> Problem
Return each record unchanged and drop the images.

Stored data entries:
+ + + + +

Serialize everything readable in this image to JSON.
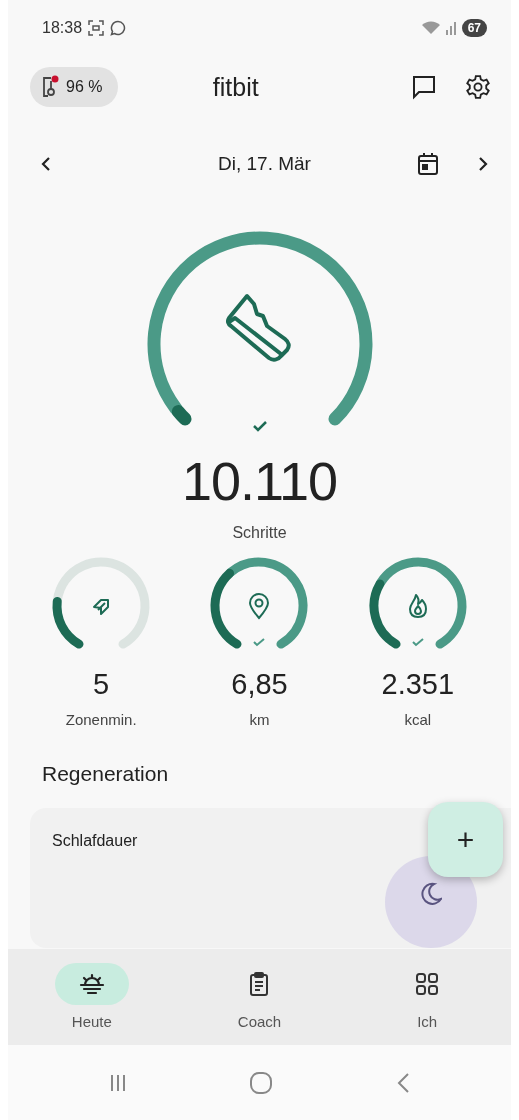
{
  "status_bar": {
    "time": "18:38",
    "battery": "67"
  },
  "header": {
    "device_battery": "96 %",
    "device_alert": true,
    "title": "fitbit"
  },
  "date_nav": {
    "date": "Di, 17. Mär"
  },
  "steps": {
    "value": "10.110",
    "label": "Schritte",
    "goal_reached": true
  },
  "stats": [
    {
      "value": "5",
      "label": "Zonenmin.",
      "goal_reached": false
    },
    {
      "value": "6,85",
      "label": "km",
      "goal_reached": true
    },
    {
      "value": "2.351",
      "label": "kcal",
      "goal_reached": true
    }
  ],
  "section_title": "Regeneration",
  "card": {
    "title": "Schlafdauer"
  },
  "fab": {
    "label": "+"
  },
  "tabs": [
    {
      "label": "Heute",
      "selected": true
    },
    {
      "label": "Coach",
      "selected": false
    },
    {
      "label": "Ich",
      "selected": false
    }
  ]
}
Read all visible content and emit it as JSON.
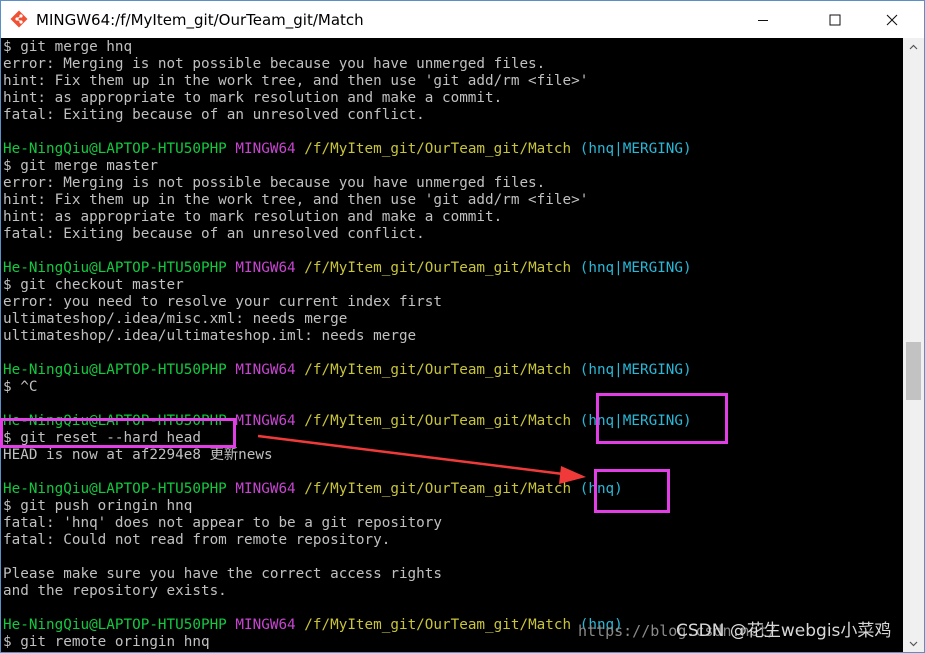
{
  "window": {
    "title": "MINGW64:/f/MyItem_git/OurTeam_git/Match"
  },
  "terminal": {
    "lines": [
      {
        "type": "out",
        "text": "$ git merge hnq"
      },
      {
        "type": "out",
        "text": "error: Merging is not possible because you have unmerged files."
      },
      {
        "type": "out",
        "text": "hint: Fix them up in the work tree, and then use 'git add/rm <file>'"
      },
      {
        "type": "out",
        "text": "hint: as appropriate to mark resolution and make a commit."
      },
      {
        "type": "out",
        "text": "fatal: Exiting because of an unresolved conflict."
      },
      {
        "type": "out",
        "text": ""
      },
      {
        "type": "prompt",
        "user": "He-NingQiu@LAPTOP-HTU50PHP",
        "host": "MINGW64",
        "path": "/f/MyItem_git/OurTeam_git/Match",
        "branch": "(hnq|MERGING)"
      },
      {
        "type": "out",
        "text": "$ git merge master"
      },
      {
        "type": "out",
        "text": "error: Merging is not possible because you have unmerged files."
      },
      {
        "type": "out",
        "text": "hint: Fix them up in the work tree, and then use 'git add/rm <file>'"
      },
      {
        "type": "out",
        "text": "hint: as appropriate to mark resolution and make a commit."
      },
      {
        "type": "out",
        "text": "fatal: Exiting because of an unresolved conflict."
      },
      {
        "type": "out",
        "text": ""
      },
      {
        "type": "prompt",
        "user": "He-NingQiu@LAPTOP-HTU50PHP",
        "host": "MINGW64",
        "path": "/f/MyItem_git/OurTeam_git/Match",
        "branch": "(hnq|MERGING)"
      },
      {
        "type": "out",
        "text": "$ git checkout master"
      },
      {
        "type": "out",
        "text": "error: you need to resolve your current index first"
      },
      {
        "type": "out",
        "text": "ultimateshop/.idea/misc.xml: needs merge"
      },
      {
        "type": "out",
        "text": "ultimateshop/.idea/ultimateshop.iml: needs merge"
      },
      {
        "type": "out",
        "text": ""
      },
      {
        "type": "prompt",
        "user": "He-NingQiu@LAPTOP-HTU50PHP",
        "host": "MINGW64",
        "path": "/f/MyItem_git/OurTeam_git/Match",
        "branch": "(hnq|MERGING)"
      },
      {
        "type": "out",
        "text": "$ ^C"
      },
      {
        "type": "out",
        "text": ""
      },
      {
        "type": "prompt",
        "user": "He-NingQiu@LAPTOP-HTU50PHP",
        "host": "MINGW64",
        "path": "/f/MyItem_git/OurTeam_git/Match",
        "branch": "(hnq|MERGING)"
      },
      {
        "type": "out",
        "text": "$ git reset --hard head"
      },
      {
        "type": "out",
        "text": "HEAD is now at af2294e8 更新news"
      },
      {
        "type": "out",
        "text": ""
      },
      {
        "type": "prompt",
        "user": "He-NingQiu@LAPTOP-HTU50PHP",
        "host": "MINGW64",
        "path": "/f/MyItem_git/OurTeam_git/Match",
        "branch": "(hnq)"
      },
      {
        "type": "out",
        "text": "$ git push oringin hnq"
      },
      {
        "type": "out",
        "text": "fatal: 'hnq' does not appear to be a git repository"
      },
      {
        "type": "out",
        "text": "fatal: Could not read from remote repository."
      },
      {
        "type": "out",
        "text": ""
      },
      {
        "type": "out",
        "text": "Please make sure you have the correct access rights"
      },
      {
        "type": "out",
        "text": "and the repository exists."
      },
      {
        "type": "out",
        "text": ""
      },
      {
        "type": "prompt",
        "user": "He-NingQiu@LAPTOP-HTU50PHP",
        "host": "MINGW64",
        "path": "/f/MyItem_git/OurTeam_git/Match",
        "branch": "(hnq)"
      },
      {
        "type": "out",
        "text": "$ git remote oringin hnq"
      }
    ]
  },
  "watermark": {
    "url": "https://blog.csdn.net/",
    "brand": "CSDN @花生webgis小菜鸡"
  },
  "colors": {
    "annotation": "#e23ee6",
    "user": "#13c940",
    "host": "#c745d0",
    "path": "#c8c43a",
    "branch": "#28b8d8"
  }
}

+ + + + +

> Finished task
Serialize everything readable in this image to JSON.
{
  "status_bar": {
    "time": "18:38",
    "battery": "67"
  },
  "header": {
    "device_battery": "96 %",
    "device_alert": true,
    "title": "fitbit"
  },
  "date_nav": {
    "date": "Di, 17. Mär"
  },
  "steps": {
    "value": "10.110",
    "label": "Schritte",
    "goal_reached": true
  },
  "stats": [
    {
      "value": "5",
      "label": "Zonenmin.",
      "goal_reached": false
    },
    {
      "value": "6,85",
      "label": "km",
      "goal_reached": true
    },
    {
      "value": "2.351",
      "label": "kcal",
      "goal_reached": true
    }
  ],
  "section_title": "Regeneration",
  "card": {
    "title": "Schlafdauer"
  },
  "fab": {
    "label": "+"
  },
  "tabs": [
    {
      "label": "Heute",
      "selected": true
    },
    {
      "label": "Coach",
      "selected": false
    },
    {
      "label": "Ich",
      "selected": false
    }
  ]
}
Read all visible content and emit it as JSON.
{
  "window": {
    "title": "MINGW64:/f/MyItem_git/OurTeam_git/Match"
  },
  "terminal": {
    "lines": [
      {
        "type": "out",
        "text": "$ git merge hnq"
      },
      {
        "type": "out",
        "text": "error: Merging is not possible because you have unmerged files."
      },
      {
        "type": "out",
        "text": "hint: Fix them up in the work tree, and then use 'git add/rm <file>'"
      },
      {
        "type": "out",
        "text": "hint: as appropriate to mark resolution and make a commit."
      },
      {
        "type": "out",
        "text": "fatal: Exiting because of an unresolved conflict."
      },
      {
        "type": "out",
        "text": ""
      },
      {
        "type": "prompt",
        "user": "He-NingQiu@LAPTOP-HTU50PHP",
        "host": "MINGW64",
        "path": "/f/MyItem_git/OurTeam_git/Match",
        "branch": "(hnq|MERGING)"
      },
      {
        "type": "out",
        "text": "$ git merge master"
      },
      {
        "type": "out",
        "text": "error: Merging is not possible because you have unmerged files."
      },
      {
        "type": "out",
        "text": "hint: Fix them up in the work tree, and then use 'git add/rm <file>'"
      },
      {
        "type": "out",
        "text": "hint: as appropriate to mark resolution and make a commit."
      },
      {
        "type": "out",
        "text": "fatal: Exiting because of an unresolved conflict."
      },
      {
        "type": "out",
        "text": ""
      },
      {
        "type": "prompt",
        "user": "He-NingQiu@LAPTOP-HTU50PHP",
        "host": "MINGW64",
        "path": "/f/MyItem_git/OurTeam_git/Match",
        "branch": "(hnq|MERGING)"
      },
      {
        "type": "out",
        "text": "$ git checkout master"
      },
      {
        "type": "out",
        "text": "error: you need to resolve your current index first"
      },
      {
        "type": "out",
        "text": "ultimateshop/.idea/misc.xml: needs merge"
      },
      {
        "type": "out",
        "text": "ultimateshop/.idea/ultimateshop.iml: needs merge"
      },
      {
        "type": "out",
        "text": ""
      },
      {
        "type": "prompt",
        "user": "He-NingQiu@LAPTOP-HTU50PHP",
        "host": "MINGW64",
        "path": "/f/MyItem_git/OurTeam_git/Match",
        "branch": "(hnq|MERGING)"
      },
      {
        "type": "out",
        "text": "$ ^C"
      },
      {
        "type": "out",
        "text": ""
      },
      {
        "type": "prompt",
        "user": "He-NingQiu@LAPTOP-HTU50PHP",
        "host": "MINGW64",
        "path": "/f/MyItem_git/OurTeam_git/Match",
        "branch": "(hnq|MERGING)"
      },
      {
        "type": "out",
        "text": "$ git reset --hard head"
      },
      {
        "type": "out",
        "text": "HEAD is now at af2294e8 更新news"
      },
      {
        "type": "out",
        "text": ""
      },
      {
        "type": "prompt",
        "user": "He-NingQiu@LAPTOP-HTU50PHP",
        "host": "MINGW64",
        "path": "/f/MyItem_git/OurTeam_git/Match",
        "branch": "(hnq)"
      },
      {
        "type": "out",
        "text": "$ git push oringin hnq"
      },
      {
        "type": "out",
        "text": "fatal: 'hnq' does not appear to be a git repository"
      },
      {
        "type": "out",
        "text": "fatal: Could not read from remote repository."
      },
      {
        "type": "out",
        "text": ""
      },
      {
        "type": "out",
        "text": "Please make sure you have the correct access rights"
      },
      {
        "type": "out",
        "text": "and the repository exists."
      },
      {
        "type": "out",
        "text": ""
      },
      {
        "type": "prompt",
        "user": "He-NingQiu@LAPTOP-HTU50PHP",
        "host": "MINGW64",
        "path": "/f/MyItem_git/OurTeam_git/Match",
        "branch": "(hnq)"
      },
      {
        "type": "out",
        "text": "$ git remote oringin hnq"
      }
    ]
  },
  "watermark": {
    "url": "https://blog.csdn.net/",
    "brand": "CSDN @花生webgis小菜鸡"
  },
  "colors": {
    "annotation": "#e23ee6",
    "user": "#13c940",
    "host": "#c745d0",
    "path": "#c8c43a",
    "branch": "#28b8d8"
  }
}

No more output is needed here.